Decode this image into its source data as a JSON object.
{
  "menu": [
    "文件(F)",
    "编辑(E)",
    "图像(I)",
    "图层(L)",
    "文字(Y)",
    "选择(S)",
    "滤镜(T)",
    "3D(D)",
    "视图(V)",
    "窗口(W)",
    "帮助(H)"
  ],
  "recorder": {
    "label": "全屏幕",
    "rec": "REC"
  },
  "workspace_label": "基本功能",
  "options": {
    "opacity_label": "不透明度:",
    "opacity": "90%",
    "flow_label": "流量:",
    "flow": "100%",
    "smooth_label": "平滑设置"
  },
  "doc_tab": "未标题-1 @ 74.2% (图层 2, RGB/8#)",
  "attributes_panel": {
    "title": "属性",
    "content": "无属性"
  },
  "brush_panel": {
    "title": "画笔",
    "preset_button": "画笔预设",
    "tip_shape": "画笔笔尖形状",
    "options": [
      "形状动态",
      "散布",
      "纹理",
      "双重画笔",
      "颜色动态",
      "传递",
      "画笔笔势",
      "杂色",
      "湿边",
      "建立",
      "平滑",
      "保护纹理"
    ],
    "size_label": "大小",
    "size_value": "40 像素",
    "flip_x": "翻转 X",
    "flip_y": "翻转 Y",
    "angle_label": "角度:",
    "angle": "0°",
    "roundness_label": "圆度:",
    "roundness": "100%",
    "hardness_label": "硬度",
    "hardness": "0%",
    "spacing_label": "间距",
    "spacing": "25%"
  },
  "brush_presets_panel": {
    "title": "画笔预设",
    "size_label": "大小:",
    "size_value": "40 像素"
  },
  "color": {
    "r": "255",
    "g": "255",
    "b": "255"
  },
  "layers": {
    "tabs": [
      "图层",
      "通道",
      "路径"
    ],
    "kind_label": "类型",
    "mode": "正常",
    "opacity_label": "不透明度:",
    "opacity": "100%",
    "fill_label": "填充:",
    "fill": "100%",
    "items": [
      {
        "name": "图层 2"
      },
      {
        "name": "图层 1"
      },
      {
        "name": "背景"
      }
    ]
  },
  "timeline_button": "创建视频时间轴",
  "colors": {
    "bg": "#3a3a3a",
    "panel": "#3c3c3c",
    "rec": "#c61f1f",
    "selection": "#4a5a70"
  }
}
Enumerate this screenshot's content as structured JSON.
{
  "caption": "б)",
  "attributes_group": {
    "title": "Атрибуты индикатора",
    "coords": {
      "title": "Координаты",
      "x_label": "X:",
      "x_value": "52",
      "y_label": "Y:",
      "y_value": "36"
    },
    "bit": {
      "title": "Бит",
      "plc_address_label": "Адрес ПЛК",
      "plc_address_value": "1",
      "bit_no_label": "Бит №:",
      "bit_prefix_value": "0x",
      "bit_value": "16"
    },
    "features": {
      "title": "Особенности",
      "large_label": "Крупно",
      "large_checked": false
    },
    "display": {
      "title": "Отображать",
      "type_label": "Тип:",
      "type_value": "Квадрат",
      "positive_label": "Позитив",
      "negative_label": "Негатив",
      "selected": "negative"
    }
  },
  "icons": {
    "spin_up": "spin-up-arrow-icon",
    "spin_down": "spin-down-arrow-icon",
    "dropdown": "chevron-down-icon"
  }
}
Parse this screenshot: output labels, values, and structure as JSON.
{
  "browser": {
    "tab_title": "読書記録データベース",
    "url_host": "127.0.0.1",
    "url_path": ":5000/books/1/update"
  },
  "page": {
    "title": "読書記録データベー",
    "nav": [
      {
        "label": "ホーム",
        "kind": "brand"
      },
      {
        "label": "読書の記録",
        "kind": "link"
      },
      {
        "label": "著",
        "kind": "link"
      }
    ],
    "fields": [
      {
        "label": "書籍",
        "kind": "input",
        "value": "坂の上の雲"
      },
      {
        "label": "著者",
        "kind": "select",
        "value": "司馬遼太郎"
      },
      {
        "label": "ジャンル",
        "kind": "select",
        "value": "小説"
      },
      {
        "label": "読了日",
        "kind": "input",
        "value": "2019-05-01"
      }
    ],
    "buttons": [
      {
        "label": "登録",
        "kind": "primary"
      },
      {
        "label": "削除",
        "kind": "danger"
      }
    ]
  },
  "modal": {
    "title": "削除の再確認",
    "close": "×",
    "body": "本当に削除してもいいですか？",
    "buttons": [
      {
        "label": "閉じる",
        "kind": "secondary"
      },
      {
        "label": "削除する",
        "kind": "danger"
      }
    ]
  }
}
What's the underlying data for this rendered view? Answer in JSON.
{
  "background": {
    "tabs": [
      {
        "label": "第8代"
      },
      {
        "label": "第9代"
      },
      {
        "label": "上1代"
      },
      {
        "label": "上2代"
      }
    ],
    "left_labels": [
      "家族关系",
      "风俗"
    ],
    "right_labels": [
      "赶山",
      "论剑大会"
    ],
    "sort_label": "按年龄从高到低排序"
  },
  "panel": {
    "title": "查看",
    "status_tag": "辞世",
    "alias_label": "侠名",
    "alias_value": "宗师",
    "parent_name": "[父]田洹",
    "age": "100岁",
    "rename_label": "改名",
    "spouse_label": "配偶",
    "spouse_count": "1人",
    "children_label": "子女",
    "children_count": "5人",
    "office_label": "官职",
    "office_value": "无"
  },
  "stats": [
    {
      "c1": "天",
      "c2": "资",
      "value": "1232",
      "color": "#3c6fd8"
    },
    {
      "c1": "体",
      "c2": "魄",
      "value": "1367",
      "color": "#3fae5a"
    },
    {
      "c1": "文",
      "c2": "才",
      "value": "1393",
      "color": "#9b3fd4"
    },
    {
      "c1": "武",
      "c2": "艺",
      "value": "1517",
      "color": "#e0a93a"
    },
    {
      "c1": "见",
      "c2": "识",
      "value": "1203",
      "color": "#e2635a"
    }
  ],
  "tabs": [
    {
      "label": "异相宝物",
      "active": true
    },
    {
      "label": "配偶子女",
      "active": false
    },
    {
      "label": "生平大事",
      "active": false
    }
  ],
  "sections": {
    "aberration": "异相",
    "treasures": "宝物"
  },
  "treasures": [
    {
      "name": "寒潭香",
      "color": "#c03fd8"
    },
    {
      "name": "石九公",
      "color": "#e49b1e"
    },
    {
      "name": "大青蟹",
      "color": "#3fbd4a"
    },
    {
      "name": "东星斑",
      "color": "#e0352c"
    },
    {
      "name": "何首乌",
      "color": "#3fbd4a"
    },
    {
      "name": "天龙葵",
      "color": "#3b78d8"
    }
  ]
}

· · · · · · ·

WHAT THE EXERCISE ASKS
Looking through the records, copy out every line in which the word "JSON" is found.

RESULT FOR THIS TASK
Decode this image into its source data as a JSON object.
Enumerate this screenshot's content as structured JSON.
Parse this screenshot: output labels, values, and structure as JSON.
What's the underlying data for this rendered view? Answer in JSON.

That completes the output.